Supreme Court Justice Antonin Scalia exercised a rarely used power last fall to let Philip Morris USA and three other big tobacco companies delay making multimillion-dollar payments for a program to help people quit smoking.
Scalia, a cigarette smoker himself, justified acting on his own by predicting that at least three other justices would see things his way and want to hear the case, and that the high court then would probably strike down the expensive judgment against the companies.
This week, the court said he was wrong about that.
On a court that almost always acts as a group, Scalia singlehandedly blocked a state court order requiring the tobacco companies to pay $270 million to start a smoking cessation program in Louisiana.
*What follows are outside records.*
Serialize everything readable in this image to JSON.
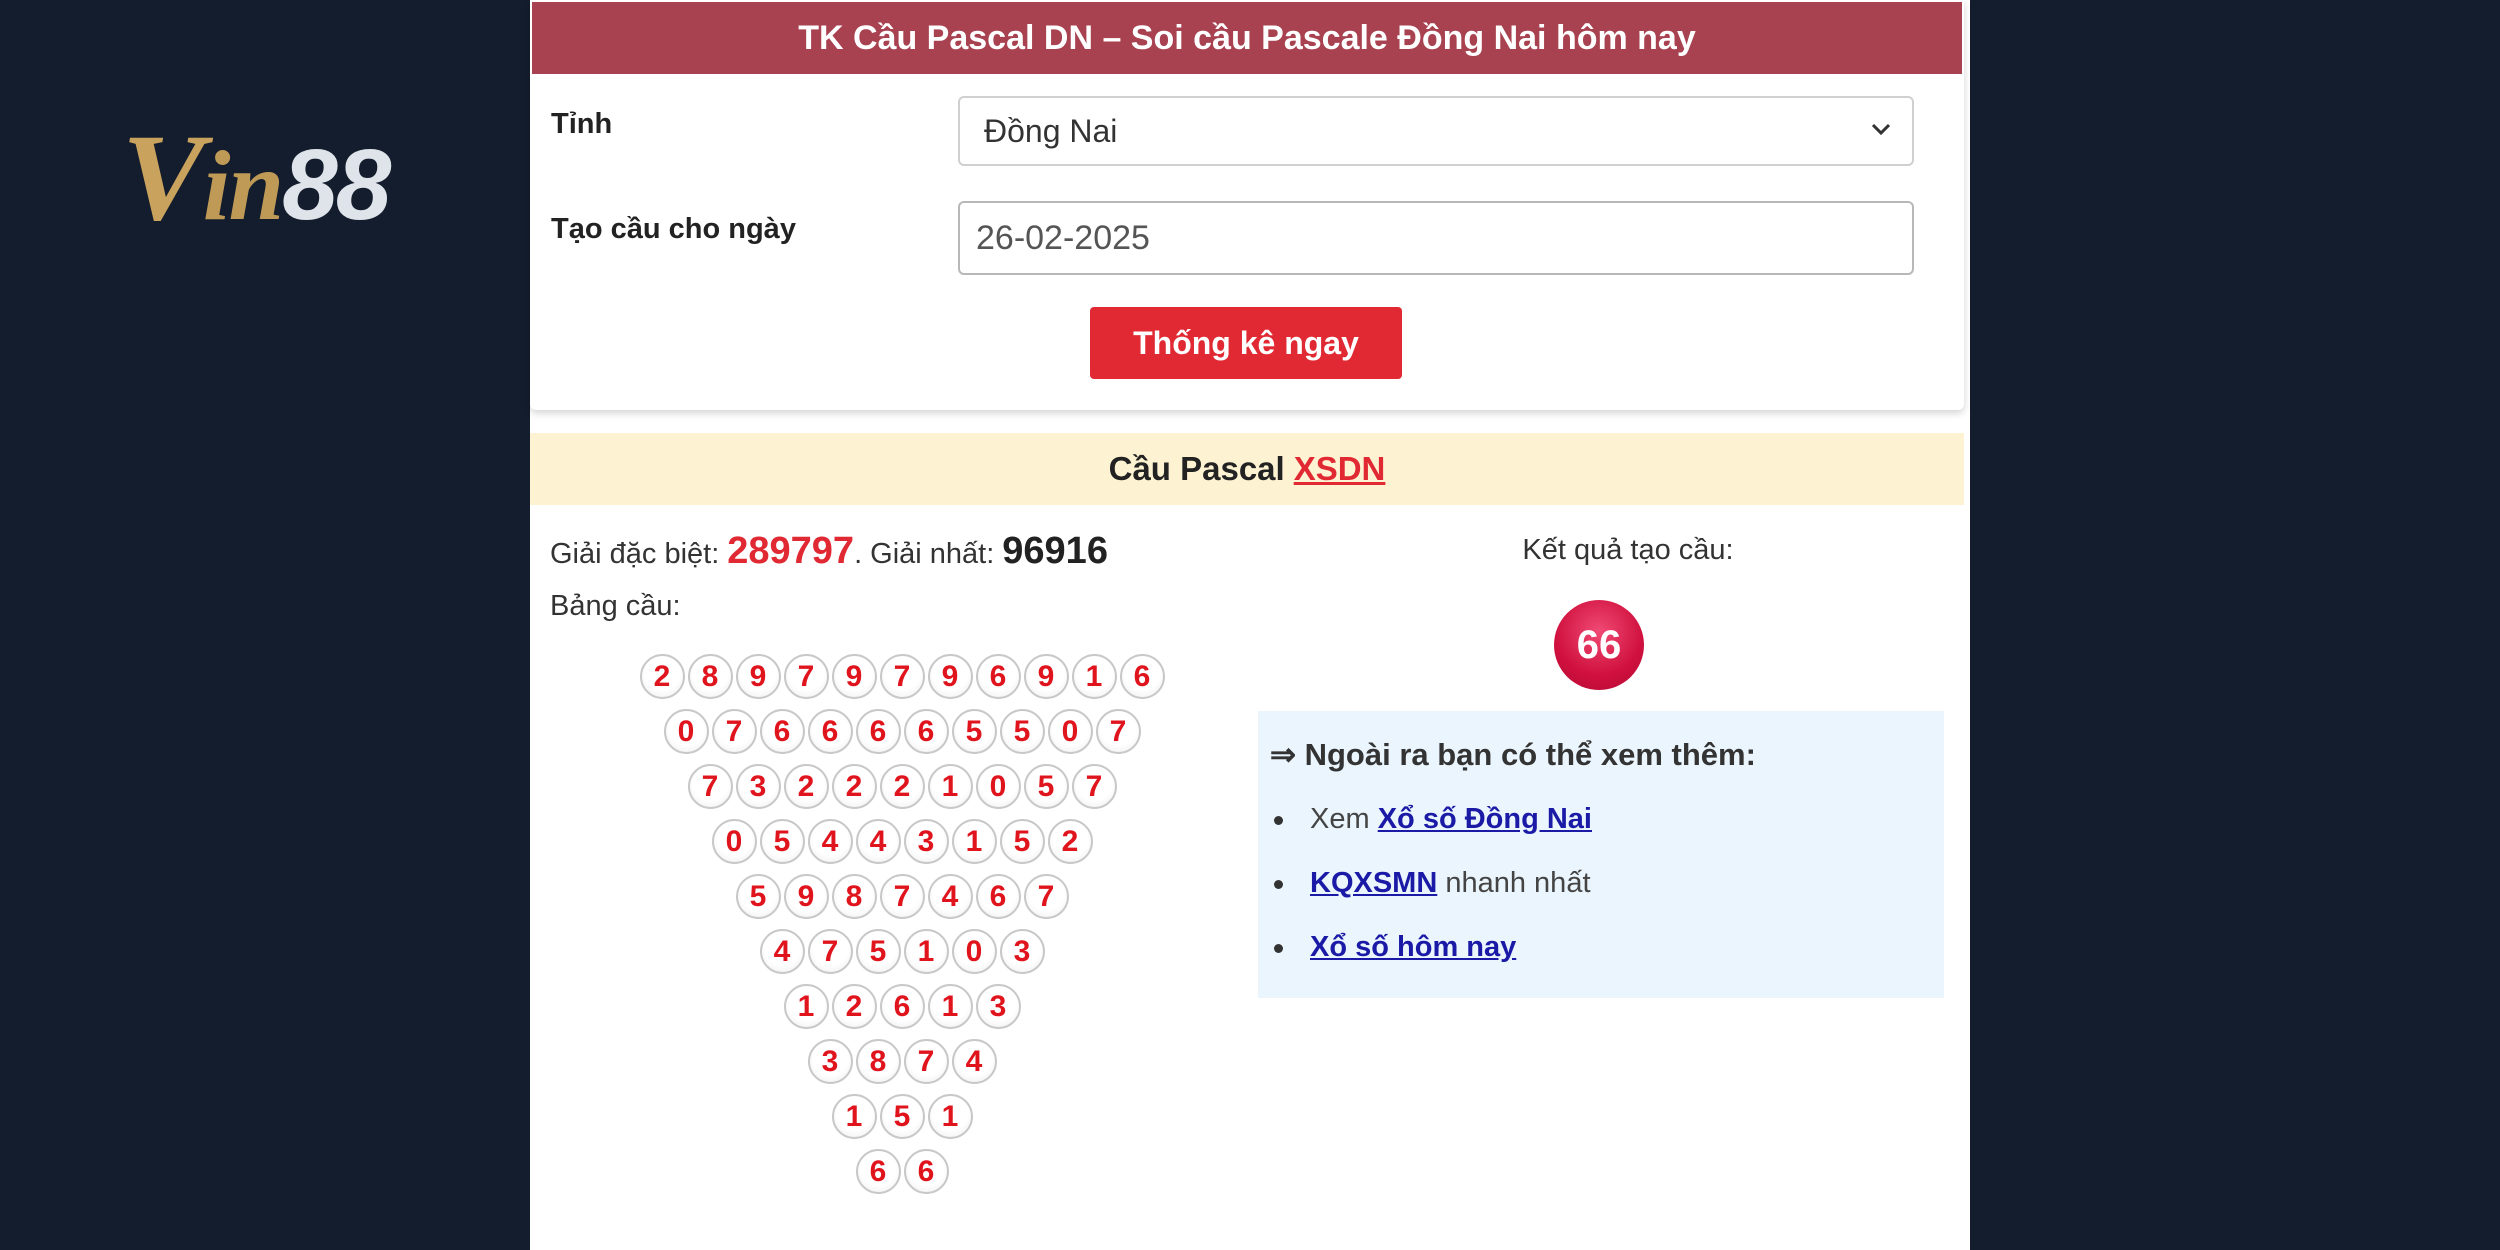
{
  "logo": {
    "text_v": "V",
    "text_in": "in",
    "text_88": "88"
  },
  "form": {
    "header": "TK Cầu Pascal DN – Soi cầu Pascale Đồng Nai hôm nay",
    "province_label": "Tỉnh",
    "province_value": "Đồng Nai",
    "date_label": "Tạo cầu cho ngày",
    "date_value": "26-02-2025",
    "submit_label": "Thống kê ngay"
  },
  "result": {
    "band_title": "Cầu Pascal",
    "band_link": "XSDN",
    "special_label": "Giải đặc biệt:",
    "special_value": "289797",
    "sep": ".",
    "first_label": "Giải nhất:",
    "first_value": "96916",
    "table_label": "Bảng cầu:",
    "pyramid": [
      [
        "2",
        "8",
        "9",
        "7",
        "9",
        "7",
        "9",
        "6",
        "9",
        "1",
        "6"
      ],
      [
        "0",
        "7",
        "6",
        "6",
        "6",
        "6",
        "5",
        "5",
        "0",
        "7"
      ],
      [
        "7",
        "3",
        "2",
        "2",
        "2",
        "1",
        "0",
        "5",
        "7"
      ],
      [
        "0",
        "5",
        "4",
        "4",
        "3",
        "1",
        "5",
        "2"
      ],
      [
        "5",
        "9",
        "8",
        "7",
        "4",
        "6",
        "7"
      ],
      [
        "4",
        "7",
        "5",
        "1",
        "0",
        "3"
      ],
      [
        "1",
        "2",
        "6",
        "1",
        "3"
      ],
      [
        "3",
        "8",
        "7",
        "4"
      ],
      [
        "1",
        "5",
        "1"
      ],
      [
        "6",
        "6"
      ]
    ],
    "outcome_label": "Kết quả tạo cầu:",
    "outcome_value": "66"
  },
  "more": {
    "title": "⇒ Ngoài ra bạn có thể xem thêm:",
    "item1_prefix": "Xem",
    "item1_link": "Xổ số Đồng Nai",
    "item2_link": "KQXSMN",
    "item2_suffix": "nhanh nhất",
    "item3_link": "Xổ số hôm nay"
  },
  "colors": {
    "header_bg": "#a84150",
    "accent_red": "#e02932",
    "band_bg": "#fdf3d3",
    "info_bg": "#eaf5fd",
    "page_bg": "#141d2d"
  }
}
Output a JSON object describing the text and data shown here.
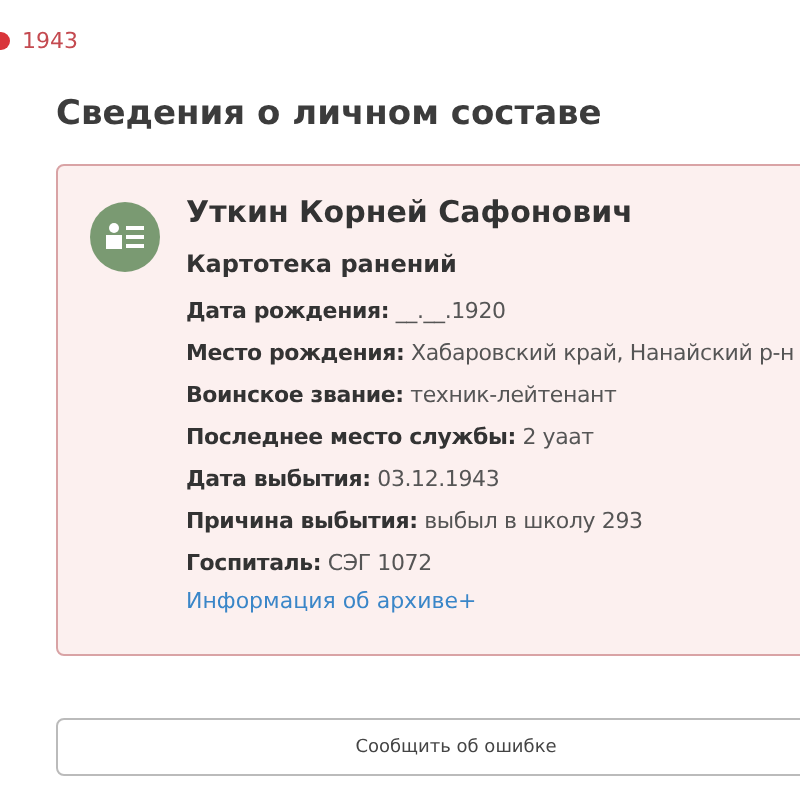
{
  "year_marker": {
    "label": "1943",
    "color": "#d9343a"
  },
  "section_title": "Сведения о личном составе",
  "record": {
    "name": "Уткин Корней Сафонович",
    "source": "Картотека ранений",
    "fields": [
      {
        "label": "Дата рождения:",
        "value": "__.__.1920"
      },
      {
        "label": "Место рождения:",
        "value": "Хабаровский край, Нанайский р-н"
      },
      {
        "label": "Воинское звание:",
        "value": "техник-лейтенант"
      },
      {
        "label": "Последнее место службы:",
        "value": "2 уаат"
      },
      {
        "label": "Дата выбытия:",
        "value": "03.12.1943"
      },
      {
        "label": "Причина выбытия:",
        "value": "выбыл в школу 293"
      },
      {
        "label": "Госпиталь:",
        "value": "СЭГ 1072"
      }
    ],
    "archive_link": "Информация об архиве+"
  },
  "report_button": "Сообщить об ошибке"
}
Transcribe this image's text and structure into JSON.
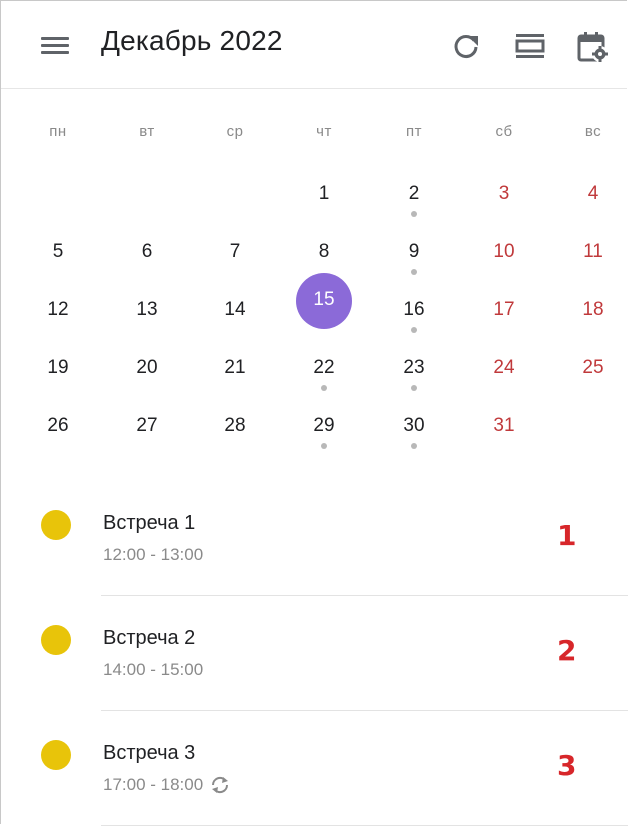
{
  "header": {
    "title": "Декабрь 2022",
    "menu_icon": "menu-icon",
    "actions": [
      "refresh-icon",
      "view-toggle-icon",
      "calendar-settings-icon"
    ]
  },
  "weekdays": [
    "пн",
    "вт",
    "ср",
    "чт",
    "пт",
    "сб",
    "вс"
  ],
  "calendar": {
    "selected_day": "15",
    "accent_color": "#8b6ad8",
    "weekend_color": "#c0393b",
    "weeks": [
      [
        null,
        null,
        null,
        {
          "d": "1"
        },
        {
          "d": "2",
          "dot": true
        },
        {
          "d": "3"
        },
        {
          "d": "4"
        }
      ],
      [
        {
          "d": "5"
        },
        {
          "d": "6"
        },
        {
          "d": "7"
        },
        {
          "d": "8"
        },
        {
          "d": "9",
          "dot": true
        },
        {
          "d": "10"
        },
        {
          "d": "11"
        }
      ],
      [
        {
          "d": "12"
        },
        {
          "d": "13"
        },
        {
          "d": "14"
        },
        {
          "d": "15"
        },
        {
          "d": "16",
          "dot": true
        },
        {
          "d": "17"
        },
        {
          "d": "18"
        }
      ],
      [
        {
          "d": "19"
        },
        {
          "d": "20"
        },
        {
          "d": "21"
        },
        {
          "d": "22",
          "dot": true
        },
        {
          "d": "23",
          "dot": true
        },
        {
          "d": "24"
        },
        {
          "d": "25"
        }
      ],
      [
        {
          "d": "26"
        },
        {
          "d": "27"
        },
        {
          "d": "28"
        },
        {
          "d": "29",
          "dot": true
        },
        {
          "d": "30",
          "dot": true
        },
        {
          "d": "31"
        },
        null
      ]
    ]
  },
  "events": [
    {
      "title": "Встреча 1",
      "time": "12:00 - 13:00",
      "repeat": false,
      "marker": "1",
      "color": "#e8c40a"
    },
    {
      "title": "Встреча 2",
      "time": "14:00 - 15:00",
      "repeat": false,
      "marker": "2",
      "color": "#e8c40a"
    },
    {
      "title": "Встреча 3",
      "time": "17:00 - 18:00",
      "repeat": true,
      "marker": "3",
      "color": "#e8c40a"
    }
  ]
}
The payment was ordered as part of a class-action lawsuit that Louisiana smokers filed in 1996. They won a jury verdict seven years ago.
Scalia said in September that the companies met a tough standard to justify the Supreme Court's intervention.
"I think it reasonably probable that four justices will vote to grant certiorari," Scalia said, using the legal term to describe the way the court decides to hear most appeals, "and significantly possible that the judgment below will be reversed."
Not only did the justices say Monday they were leaving the state court order in place, there were not even four votes to hear the companies' full appeal. And the court provided no explanation of its action.